▶ _BRIEF_: Output each line of the data below exactly, omitting any image.

▶ _GIVEN ENTRIES_:

▼▼▼

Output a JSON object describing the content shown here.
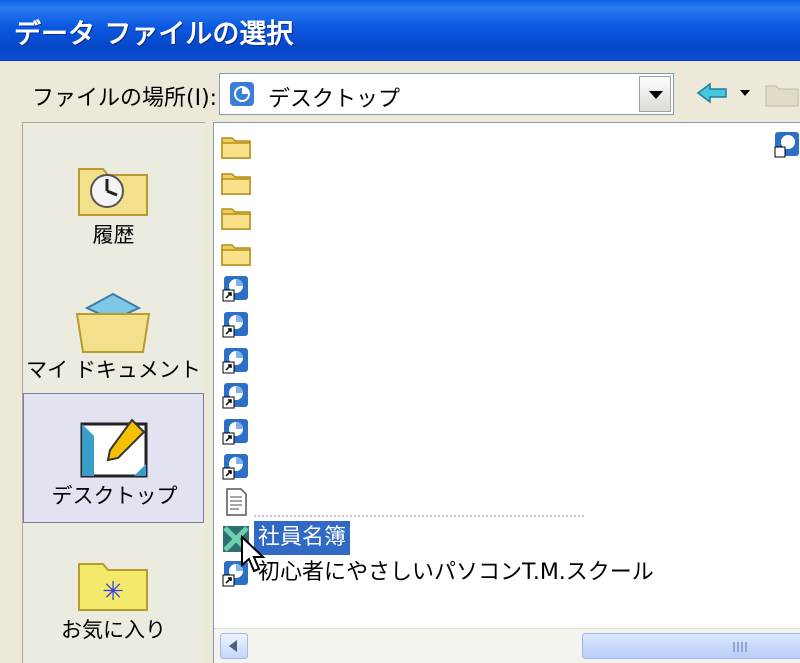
{
  "window": {
    "title": "データ ファイルの選択"
  },
  "lookin": {
    "label": "ファイルの場所(I):",
    "value": "デスクトップ"
  },
  "places": [
    {
      "label": "履歴",
      "icon": "history-icon"
    },
    {
      "label": "マイ ドキュメント",
      "icon": "my-documents-icon"
    },
    {
      "label": "デスクトップ",
      "icon": "desktop-icon",
      "selected": true
    },
    {
      "label": "お気に入り",
      "icon": "favorites-icon"
    }
  ],
  "files": [
    {
      "name": "",
      "icon": "folder-icon"
    },
    {
      "name": "",
      "icon": "folder-icon"
    },
    {
      "name": "",
      "icon": "folder-icon"
    },
    {
      "name": "",
      "icon": "folder-icon"
    },
    {
      "name": "",
      "icon": "shortcut-icon"
    },
    {
      "name": "",
      "icon": "shortcut-icon"
    },
    {
      "name": "",
      "icon": "shortcut-icon"
    },
    {
      "name": "",
      "icon": "shortcut-icon"
    },
    {
      "name": "",
      "icon": "shortcut-icon"
    },
    {
      "name": "",
      "icon": "shortcut-icon"
    },
    {
      "name": "",
      "icon": "text-file-icon"
    },
    {
      "name": "社員名簿",
      "icon": "access-db-icon",
      "selected": true
    },
    {
      "name": "初心者にやさしいパソコンT.M.スクール",
      "icon": "shortcut-icon"
    }
  ],
  "colors": {
    "titlebar": "#0a58e0",
    "selection": "#316ac5",
    "background": "#ece9d8"
  }
}
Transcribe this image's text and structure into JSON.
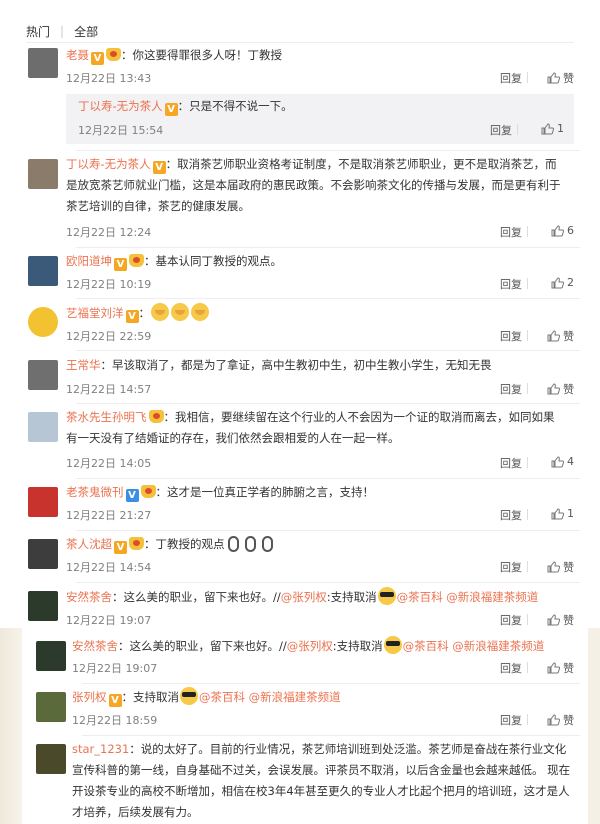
{
  "tabs": {
    "hot": "热门",
    "all": "全部"
  },
  "labels": {
    "reply": "回复",
    "like": "赞"
  },
  "comments": [
    {
      "name": "老聂",
      "text": "：你这要得罪很多人呀！丁教授",
      "time": "12月22日 13:43",
      "like": "赞"
    },
    {
      "name": "丁以寿-无为茶人",
      "text": "：只是不得不说一下。",
      "time": "12月22日 15:54",
      "like": "1"
    },
    {
      "name": "丁以寿-无为茶人",
      "text": "：取消茶艺师职业资格考证制度，不是取消茶艺师职业，更不是取消茶艺，而",
      "text2": "是放宽茶艺师就业门槛，这是本届政府的惠民政策。不会影响茶文化的传播与发展，而是更有利于",
      "text3": "茶艺培训的自律，茶艺的健康发展。",
      "time": "12月22日 12:24",
      "like": "6"
    },
    {
      "name": "欧阳道坤",
      "text": "：基本认同丁教授的观点。",
      "time": "12月22日 10:19",
      "like": "2"
    },
    {
      "name": "艺福堂刘洋",
      "text": "：",
      "time": "12月22日 22:59",
      "like": "赞"
    },
    {
      "name": "王常华",
      "text": "：早该取消了，都是为了拿证，高中生教初中生，初中生教小学生，无知无畏",
      "time": "12月22日 14:57",
      "like": "赞"
    },
    {
      "name": "茶水先生孙明飞",
      "text": "：我相信，要继续留在这个行业的人不会因为一个证的取消而离去，如同如果",
      "text2": "有一天没有了结婚证的存在，我们依然会跟相爱的人在一起一样。",
      "time": "12月22日 14:05",
      "like": "4"
    },
    {
      "name": "老茶鬼微刊",
      "text": "：这才是一位真正学者的肺腑之言，支持！",
      "time": "12月22日 21:27",
      "like": "1"
    },
    {
      "name": "茶人沈超",
      "text": "：丁教授的观点",
      "time": "12月22日 14:54",
      "like": "赞"
    },
    {
      "name": "安然茶舍",
      "text": "：这么美的职业，留下来也好。//",
      "mention": "@张列权",
      "text_b": ":支持取消",
      "tag1": "@茶百科",
      "tag2": "@新浪福建茶频道",
      "time": "12月22日 19:07",
      "like": "赞"
    },
    {
      "name": "安然茶舍",
      "text": "：这么美的职业，留下来也好。//",
      "mention": "@张列权",
      "text_b": ":支持取消",
      "tag1": "@茶百科",
      "tag2": "@新浪福建茶频道",
      "time": "12月22日 19:07",
      "like": "赞"
    },
    {
      "name": "张列权",
      "text": "：支持取消",
      "tag1": "@茶百科",
      "tag2": "@新浪福建茶频道",
      "time": "12月22日 18:59",
      "like": "赞"
    },
    {
      "name": "star_1231",
      "text": "：说的太好了。目前的行业情况，茶艺师培训班到处泛滥。茶艺师是奋战在茶行业文化",
      "text2": "宣传科普的第一线，自身基础不过关，会误发展。评茶员不取消，以后含金量也会越来越低。 现在",
      "text3": "开设茶专业的高校不断增加，相信在校3年4年甚至更久的专业人才比起个把月的培训班，这才是人",
      "text4": "才培养，后续发展有力。"
    }
  ]
}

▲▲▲

▶ _ANSWER_:
Output a JSON object describing the content shown here.
{
  "window": {
    "title": "データ ファイルの選択"
  },
  "lookin": {
    "label": "ファイルの場所(I):",
    "value": "デスクトップ"
  },
  "places": [
    {
      "label": "履歴",
      "icon": "history-icon"
    },
    {
      "label": "マイ ドキュメント",
      "icon": "my-documents-icon"
    },
    {
      "label": "デスクトップ",
      "icon": "desktop-icon",
      "selected": true
    },
    {
      "label": "お気に入り",
      "icon": "favorites-icon"
    }
  ],
  "files": [
    {
      "name": "",
      "icon": "folder-icon"
    },
    {
      "name": "",
      "icon": "folder-icon"
    },
    {
      "name": "",
      "icon": "folder-icon"
    },
    {
      "name": "",
      "icon": "folder-icon"
    },
    {
      "name": "",
      "icon": "shortcut-icon"
    },
    {
      "name": "",
      "icon": "shortcut-icon"
    },
    {
      "name": "",
      "icon": "shortcut-icon"
    },
    {
      "name": "",
      "icon": "shortcut-icon"
    },
    {
      "name": "",
      "icon": "shortcut-icon"
    },
    {
      "name": "",
      "icon": "shortcut-icon"
    },
    {
      "name": "",
      "icon": "text-file-icon"
    },
    {
      "name": "社員名簿",
      "icon": "access-db-icon",
      "selected": true
    },
    {
      "name": "初心者にやさしいパソコンT.M.スクール",
      "icon": "shortcut-icon"
    }
  ],
  "colors": {
    "titlebar": "#0a58e0",
    "selection": "#316ac5",
    "background": "#ece9d8"
  }
}
Transcribe this image's text and structure into JSON.
{
  "tabs": {
    "hot": "热门",
    "all": "全部"
  },
  "labels": {
    "reply": "回复",
    "like": "赞"
  },
  "comments": [
    {
      "name": "老聂",
      "text": "：你这要得罪很多人呀！丁教授",
      "time": "12月22日 13:43",
      "like": "赞"
    },
    {
      "name": "丁以寿-无为茶人",
      "text": "：只是不得不说一下。",
      "time": "12月22日 15:54",
      "like": "1"
    },
    {
      "name": "丁以寿-无为茶人",
      "text": "：取消茶艺师职业资格考证制度，不是取消茶艺师职业，更不是取消茶艺，而",
      "text2": "是放宽茶艺师就业门槛，这是本届政府的惠民政策。不会影响茶文化的传播与发展，而是更有利于",
      "text3": "茶艺培训的自律，茶艺的健康发展。",
      "time": "12月22日 12:24",
      "like": "6"
    },
    {
      "name": "欧阳道坤",
      "text": "：基本认同丁教授的观点。",
      "time": "12月22日 10:19",
      "like": "2"
    },
    {
      "name": "艺福堂刘洋",
      "text": "：",
      "time": "12月22日 22:59",
      "like": "赞"
    },
    {
      "name": "王常华",
      "text": "：早该取消了，都是为了拿证，高中生教初中生，初中生教小学生，无知无畏",
      "time": "12月22日 14:57",
      "like": "赞"
    },
    {
      "name": "茶水先生孙明飞",
      "text": "：我相信，要继续留在这个行业的人不会因为一个证的取消而离去，如同如果",
      "text2": "有一天没有了结婚证的存在，我们依然会跟相爱的人在一起一样。",
      "time": "12月22日 14:05",
      "like": "4"
    },
    {
      "name": "老茶鬼微刊",
      "text": "：这才是一位真正学者的肺腑之言，支持！",
      "time": "12月22日 21:27",
      "like": "1"
    },
    {
      "name": "茶人沈超",
      "text": "：丁教授的观点",
      "time": "12月22日 14:54",
      "like": "赞"
    },
    {
      "name": "安然茶舍",
      "text": "：这么美的职业，留下来也好。//",
      "mention": "@张列权",
      "text_b": ":支持取消",
      "tag1": "@茶百科",
      "tag2": "@新浪福建茶频道",
      "time": "12月22日 19:07",
      "like": "赞"
    },
    {
      "name": "安然茶舍",
      "text": "：这么美的职业，留下来也好。//",
      "mention": "@张列权",
      "text_b": ":支持取消",
      "tag1": "@茶百科",
      "tag2": "@新浪福建茶频道",
      "time": "12月22日 19:07",
      "like": "赞"
    },
    {
      "name": "张列权",
      "text": "：支持取消",
      "tag1": "@茶百科",
      "tag2": "@新浪福建茶频道",
      "time": "12月22日 18:59",
      "like": "赞"
    },
    {
      "name": "star_1231",
      "text": "：说的太好了。目前的行业情况，茶艺师培训班到处泛滥。茶艺师是奋战在茶行业文化",
      "text2": "宣传科普的第一线，自身基础不过关，会误发展。评茶员不取消，以后含金量也会越来越低。 现在",
      "text3": "开设茶专业的高校不断增加，相信在校3年4年甚至更久的专业人才比起个把月的培训班，这才是人",
      "text4": "才培养，后续发展有力。"
    }
  ]
}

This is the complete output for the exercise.